Massive languor, languor hammered;
Sentient languor, languor dissected;
Languor deserted, reignite your sidereal fires;
Holier languor, arise from love.
The wood’s owl has come home.
2. Beyond Sunlight
I can’t shakle one of your ankles
as if you were a falcon, but
nothing can prevent me
from following, no matter how far, even
beyond sunlight where Jesus becomes visible:
I’ll follow, I will wait, I will never give up
until I understand
why you are going away from me.
3. A Man Wound His Watch
In the darkness the man wound his watch before secreting it under his pillow. Then he went to
sleep. Outside, the wind was blowing. You who comprehend the repercussions of the faintest
gesture—you will understand. A man, his watch, the wind. What else is there?
4. For Which There Is No Name
Let me have what the tree has
and what it can never lose,
let me have it
and lose it again,
blurred lines the wind draws with the darkness
it gets from summer nights, formless
indescribable darkness. Either
give me back my gladness, or
the courage to think about how it was lost to me.
Give me back, not what I see, but my sight.
Let me meet you again owning nothing
but what is in the past. Let me inherit
the very thing I am forbidden.
And let me continue to seek,
though I know it is futile, the only heaven
that I could endure:
5. The Composer
People said he was overly fond of the good life and ate like a pig. Yet the servant who brought
him his chocolate in bed would sometimes find him weeping quietly, both plump pink hands
raised slightly and conducting, evidently, in small brief genuflective feints. He experienced the
reality of death as music.
And I refuse to repent of my drug use. It gave me my finest and happiest hours.
And I have been wondering: will I use drugs again?
I will if my work wants me to. And if drugs want me to.
7. And Suddenlty It’s Night
You stand there alone, like everyone else, the center of the world’s
a ray of sunlight passing through you.
And suddenly it’s night.
Franz Wright, iO: A Journal of New American Poetry, Vol I Issue I . (May 15th, 2011)

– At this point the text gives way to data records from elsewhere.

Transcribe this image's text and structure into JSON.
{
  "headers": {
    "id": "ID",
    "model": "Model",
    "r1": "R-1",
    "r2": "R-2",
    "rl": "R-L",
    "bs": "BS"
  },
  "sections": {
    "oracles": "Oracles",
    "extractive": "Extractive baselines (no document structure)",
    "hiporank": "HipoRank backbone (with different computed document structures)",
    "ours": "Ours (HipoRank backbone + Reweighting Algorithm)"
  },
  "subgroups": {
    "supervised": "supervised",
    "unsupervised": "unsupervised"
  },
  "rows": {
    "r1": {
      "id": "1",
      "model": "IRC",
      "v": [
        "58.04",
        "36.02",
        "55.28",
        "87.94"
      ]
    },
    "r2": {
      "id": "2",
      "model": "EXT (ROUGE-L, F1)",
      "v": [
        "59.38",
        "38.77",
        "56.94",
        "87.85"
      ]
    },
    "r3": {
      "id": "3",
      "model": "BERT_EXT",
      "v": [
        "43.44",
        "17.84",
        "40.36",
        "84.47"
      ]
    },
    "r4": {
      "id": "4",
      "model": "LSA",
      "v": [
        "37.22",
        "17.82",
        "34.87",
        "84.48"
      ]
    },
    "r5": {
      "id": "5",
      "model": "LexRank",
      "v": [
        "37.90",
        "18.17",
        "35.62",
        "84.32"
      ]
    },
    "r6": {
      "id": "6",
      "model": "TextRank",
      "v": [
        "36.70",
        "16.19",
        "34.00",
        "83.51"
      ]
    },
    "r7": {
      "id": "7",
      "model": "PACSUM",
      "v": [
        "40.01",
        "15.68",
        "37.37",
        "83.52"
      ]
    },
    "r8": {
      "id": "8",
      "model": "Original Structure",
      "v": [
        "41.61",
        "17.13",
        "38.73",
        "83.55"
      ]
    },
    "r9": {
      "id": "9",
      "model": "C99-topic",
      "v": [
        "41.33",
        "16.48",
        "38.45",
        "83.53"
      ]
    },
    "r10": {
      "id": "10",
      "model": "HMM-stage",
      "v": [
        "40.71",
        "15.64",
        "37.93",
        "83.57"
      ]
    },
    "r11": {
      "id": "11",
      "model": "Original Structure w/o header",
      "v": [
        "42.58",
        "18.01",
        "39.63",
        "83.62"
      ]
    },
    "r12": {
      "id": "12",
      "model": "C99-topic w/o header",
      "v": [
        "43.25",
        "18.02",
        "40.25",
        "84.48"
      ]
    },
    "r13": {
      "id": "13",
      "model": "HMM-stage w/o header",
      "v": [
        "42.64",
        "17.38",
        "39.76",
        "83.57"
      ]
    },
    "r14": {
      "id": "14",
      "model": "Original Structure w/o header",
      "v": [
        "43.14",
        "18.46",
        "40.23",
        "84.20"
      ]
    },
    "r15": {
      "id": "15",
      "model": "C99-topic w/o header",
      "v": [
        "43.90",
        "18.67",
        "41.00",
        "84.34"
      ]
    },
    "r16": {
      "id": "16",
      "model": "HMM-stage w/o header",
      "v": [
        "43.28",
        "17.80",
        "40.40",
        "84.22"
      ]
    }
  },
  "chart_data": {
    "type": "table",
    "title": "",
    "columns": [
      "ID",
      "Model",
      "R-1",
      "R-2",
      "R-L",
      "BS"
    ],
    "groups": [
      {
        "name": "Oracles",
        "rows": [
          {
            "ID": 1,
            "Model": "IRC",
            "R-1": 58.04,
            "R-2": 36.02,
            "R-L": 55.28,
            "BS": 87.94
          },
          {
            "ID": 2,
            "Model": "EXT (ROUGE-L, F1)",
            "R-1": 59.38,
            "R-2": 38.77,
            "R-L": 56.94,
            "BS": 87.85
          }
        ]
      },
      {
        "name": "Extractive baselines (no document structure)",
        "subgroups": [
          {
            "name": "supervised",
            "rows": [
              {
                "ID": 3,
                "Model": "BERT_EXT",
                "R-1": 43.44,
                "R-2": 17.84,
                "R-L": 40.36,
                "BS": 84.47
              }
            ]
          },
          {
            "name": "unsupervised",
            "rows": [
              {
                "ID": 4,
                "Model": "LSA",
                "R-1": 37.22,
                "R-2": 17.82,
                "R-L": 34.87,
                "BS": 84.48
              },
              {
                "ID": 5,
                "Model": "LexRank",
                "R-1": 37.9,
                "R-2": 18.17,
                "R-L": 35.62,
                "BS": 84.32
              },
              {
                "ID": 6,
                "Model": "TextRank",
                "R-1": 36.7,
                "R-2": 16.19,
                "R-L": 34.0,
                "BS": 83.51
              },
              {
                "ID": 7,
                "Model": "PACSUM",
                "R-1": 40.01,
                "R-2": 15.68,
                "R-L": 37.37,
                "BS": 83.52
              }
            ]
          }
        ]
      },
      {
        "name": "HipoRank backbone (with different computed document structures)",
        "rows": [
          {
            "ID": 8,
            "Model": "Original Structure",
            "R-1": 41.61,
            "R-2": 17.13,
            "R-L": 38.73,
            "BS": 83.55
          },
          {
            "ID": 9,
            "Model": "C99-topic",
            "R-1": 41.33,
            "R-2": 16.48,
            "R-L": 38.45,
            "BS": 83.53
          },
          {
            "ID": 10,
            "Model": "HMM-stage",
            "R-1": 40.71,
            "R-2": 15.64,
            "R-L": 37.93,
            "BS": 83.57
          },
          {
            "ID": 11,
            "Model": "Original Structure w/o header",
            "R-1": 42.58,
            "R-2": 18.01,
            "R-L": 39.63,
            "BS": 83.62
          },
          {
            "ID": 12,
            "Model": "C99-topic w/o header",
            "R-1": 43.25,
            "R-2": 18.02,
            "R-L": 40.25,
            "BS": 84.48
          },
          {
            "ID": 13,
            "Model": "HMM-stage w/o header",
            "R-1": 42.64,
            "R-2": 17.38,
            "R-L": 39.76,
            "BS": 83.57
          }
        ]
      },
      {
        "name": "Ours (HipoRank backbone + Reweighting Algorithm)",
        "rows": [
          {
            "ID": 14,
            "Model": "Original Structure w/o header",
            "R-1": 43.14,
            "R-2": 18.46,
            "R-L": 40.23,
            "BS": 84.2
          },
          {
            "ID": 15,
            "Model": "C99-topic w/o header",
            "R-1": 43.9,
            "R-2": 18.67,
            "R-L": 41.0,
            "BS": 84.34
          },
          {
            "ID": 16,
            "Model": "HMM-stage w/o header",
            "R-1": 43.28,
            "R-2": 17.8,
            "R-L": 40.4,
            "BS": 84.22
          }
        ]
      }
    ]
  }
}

The individual sections of “Seven Versions” ia based, loosely—some very loosely—on poems by Rene Char, Rumi, Yannis Ritsos, Natan Zach, Günther Eich, Jean Cocteau, and Salvatore Quasimodo.